:: Dataset records ::
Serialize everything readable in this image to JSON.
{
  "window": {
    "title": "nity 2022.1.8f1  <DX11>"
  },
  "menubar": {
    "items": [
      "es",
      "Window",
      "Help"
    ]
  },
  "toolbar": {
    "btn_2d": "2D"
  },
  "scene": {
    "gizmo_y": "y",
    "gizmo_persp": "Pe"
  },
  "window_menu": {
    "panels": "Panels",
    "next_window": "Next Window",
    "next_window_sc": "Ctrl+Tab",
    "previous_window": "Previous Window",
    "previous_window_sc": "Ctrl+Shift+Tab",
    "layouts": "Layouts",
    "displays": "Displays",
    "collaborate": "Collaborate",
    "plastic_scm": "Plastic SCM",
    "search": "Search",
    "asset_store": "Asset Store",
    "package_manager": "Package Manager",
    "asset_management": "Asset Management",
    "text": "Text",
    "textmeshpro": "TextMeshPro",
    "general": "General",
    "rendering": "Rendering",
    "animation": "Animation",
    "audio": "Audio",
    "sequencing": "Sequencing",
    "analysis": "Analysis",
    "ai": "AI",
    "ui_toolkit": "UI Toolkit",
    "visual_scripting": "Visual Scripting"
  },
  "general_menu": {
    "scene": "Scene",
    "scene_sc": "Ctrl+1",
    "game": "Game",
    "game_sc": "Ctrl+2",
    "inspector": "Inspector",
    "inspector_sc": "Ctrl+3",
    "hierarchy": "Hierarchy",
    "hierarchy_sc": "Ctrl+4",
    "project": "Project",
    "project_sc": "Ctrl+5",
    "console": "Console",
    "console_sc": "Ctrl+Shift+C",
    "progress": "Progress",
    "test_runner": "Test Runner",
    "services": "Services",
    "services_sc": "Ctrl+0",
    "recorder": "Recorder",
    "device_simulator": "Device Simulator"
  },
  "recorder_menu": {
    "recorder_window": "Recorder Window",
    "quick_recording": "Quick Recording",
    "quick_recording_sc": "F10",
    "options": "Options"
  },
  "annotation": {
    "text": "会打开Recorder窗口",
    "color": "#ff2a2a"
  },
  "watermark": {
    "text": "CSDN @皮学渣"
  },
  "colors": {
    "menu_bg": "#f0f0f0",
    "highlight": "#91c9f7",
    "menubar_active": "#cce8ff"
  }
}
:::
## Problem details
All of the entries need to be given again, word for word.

## Response box
Serialize everything readable in this image to JSON.
{
  "window": {
    "title": "nity 2022.1.8f1  <DX11>"
  },
  "menubar": {
    "items": [
      "es",
      "Window",
      "Help"
    ]
  },
  "toolbar": {
    "btn_2d": "2D"
  },
  "scene": {
    "gizmo_y": "y",
    "gizmo_persp": "Pe"
  },
  "window_menu": {
    "panels": "Panels",
    "next_window": "Next Window",
    "next_window_sc": "Ctrl+Tab",
    "previous_window": "Previous Window",
    "previous_window_sc": "Ctrl+Shift+Tab",
    "layouts": "Layouts",
    "displays": "Displays",
    "collaborate": "Collaborate",
    "plastic_scm": "Plastic SCM",
    "search": "Search",
    "asset_store": "Asset Store",
    "package_manager": "Package Manager",
    "asset_management": "Asset Management",
    "text": "Text",
    "textmeshpro": "TextMeshPro",
    "general": "General",
    "rendering": "Rendering",
    "animation": "Animation",
    "audio": "Audio",
    "sequencing": "Sequencing",
    "analysis": "Analysis",
    "ai": "AI",
    "ui_toolkit": "UI Toolkit",
    "visual_scripting": "Visual Scripting"
  },
  "general_menu": {
    "scene": "Scene",
    "scene_sc": "Ctrl+1",
    "game": "Game",
    "game_sc": "Ctrl+2",
    "inspector": "Inspector",
    "inspector_sc": "Ctrl+3",
    "hierarchy": "Hierarchy",
    "hierarchy_sc": "Ctrl+4",
    "project": "Project",
    "project_sc": "Ctrl+5",
    "console": "Console",
    "console_sc": "Ctrl+Shift+C",
    "progress": "Progress",
    "test_runner": "Test Runner",
    "services": "Services",
    "services_sc": "Ctrl+0",
    "recorder": "Recorder",
    "device_simulator": "Device Simulator"
  },
  "recorder_menu": {
    "recorder_window": "Recorder Window",
    "quick_recording": "Quick Recording",
    "quick_recording_sc": "F10",
    "options": "Options"
  },
  "annotation": {
    "text": "会打开Recorder窗口",
    "color": "#ff2a2a"
  },
  "watermark": {
    "text": "CSDN @皮学渣"
  },
  "colors": {
    "menu_bg": "#f0f0f0",
    "highlight": "#91c9f7",
    "menubar_active": "#cce8ff"
  }
}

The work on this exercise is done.